Existing law provides that a person may pass real property to a beneficiary at death by various methods including by will, intestate succession, trust, and titling the property in joint tenancy, among others.
For those individuals or families that do not have a will or the financial assets to justify the creation of a trust but still an economic method to transfer real property to their heirs, a new law just passed by the California State Legislature may be the answer to their problem.
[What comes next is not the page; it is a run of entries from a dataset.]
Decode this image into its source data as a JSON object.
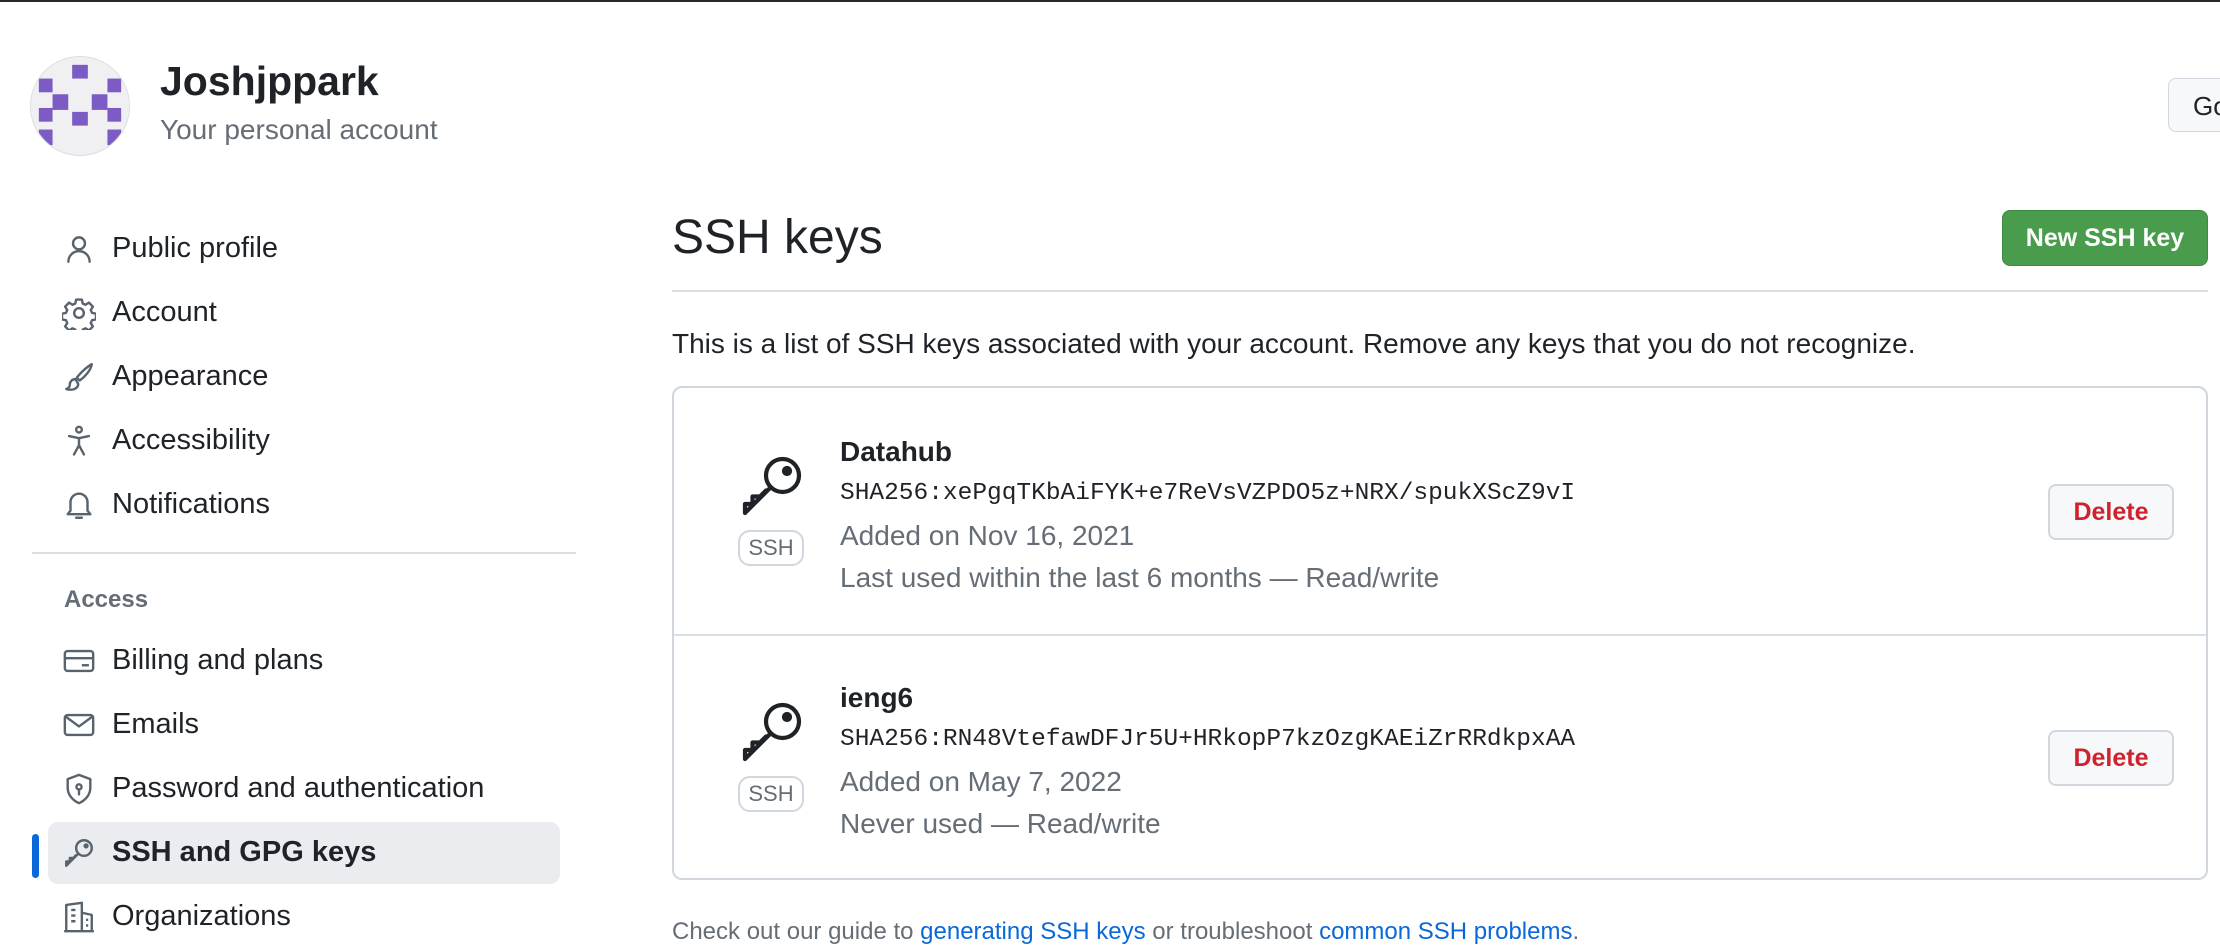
{
  "profile": {
    "username": "Joshjppark",
    "subtitle": "Your personal account",
    "goto_button_label": "Go"
  },
  "sidebar": {
    "items": [
      {
        "label": "Public profile",
        "icon": "person-icon"
      },
      {
        "label": "Account",
        "icon": "gear-icon"
      },
      {
        "label": "Appearance",
        "icon": "paintbrush-icon"
      },
      {
        "label": "Accessibility",
        "icon": "accessibility-icon"
      },
      {
        "label": "Notifications",
        "icon": "bell-icon"
      }
    ],
    "access_heading": "Access",
    "access_items": [
      {
        "label": "Billing and plans",
        "icon": "credit-card-icon"
      },
      {
        "label": "Emails",
        "icon": "mail-icon"
      },
      {
        "label": "Password and authentication",
        "icon": "shield-lock-icon"
      },
      {
        "label": "SSH and GPG keys",
        "icon": "key-icon",
        "selected": true
      },
      {
        "label": "Organizations",
        "icon": "organization-icon"
      }
    ]
  },
  "main": {
    "title": "SSH keys",
    "new_key_button": "New SSH key",
    "description": "This is a list of SSH keys associated with your account. Remove any keys that you do not recognize.",
    "keys": [
      {
        "name": "Datahub",
        "fingerprint": "SHA256:xePgqTKbAiFYK+e7ReVsVZPDO5z+NRX/spukXScZ9vI",
        "added": "Added on Nov 16, 2021",
        "last_used": "Last used within the last 6 months — Read/write",
        "badge": "SSH",
        "delete_label": "Delete"
      },
      {
        "name": "ieng6",
        "fingerprint": "SHA256:RN48VtefawDFJr5U+HRkopP7kzOzgKAEiZrRRdkpxAA",
        "added": "Added on May 7, 2022",
        "last_used": "Never used — Read/write",
        "badge": "SSH",
        "delete_label": "Delete"
      }
    ],
    "footer": {
      "prefix": "Check out our guide to ",
      "link1": "generating SSH keys",
      "middle": " or troubleshoot ",
      "link2": "common SSH problems",
      "suffix": "."
    }
  },
  "colors": {
    "accent": "#0969da",
    "primary_button": "#4a9c4d",
    "danger": "#cf222e",
    "avatar_identicon": "#7c5cc4"
  }
}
The new law which creates a non-probate method for conveying interest in real property upon death takes effect on January 1, 2016. The Revocable Transfer Upon Death Deed (RTDD) will allow automatic transfer ownership of property – defined to include 1-4 residential units, a condominium, or agricultural land of 40 acres or less – upon death of the owner, and must contain a legal description. A RTDD may only be revoked by a recorded document. The RTDD, during the owner’s life, does not affect his or her ownership rights and, specifically, is part of the owner’s estate for the purpose of Medi-Cal eligibility and reimbursement. The bill would void a revocable TOD deed if, at the time of the owner’s death, the property is titled in joint tenancy or as community property with right of survivorship. The bill would establish priorities for creditor claims against the owner and the beneficiary of the deed in connection with the property transferred and limits on the liability of the beneficiary.
RiverPark 411 has the new statutory form and can provide them to you free of charge if would like to record a RTDD. The form provides information to the transferor, including an explanation of how the RTDD works, how it is effectuated, and some of its consequences. There are provisions for multiple beneficiaries and for what happens if multiple instruments are recorded affecting the same property.
A beneficiary completes the transfer by recording an affidavit of the transferor’s death. However, a purported transfer is void if property is held in joint tenancy or as community property with right of survivorship when the transferor dies.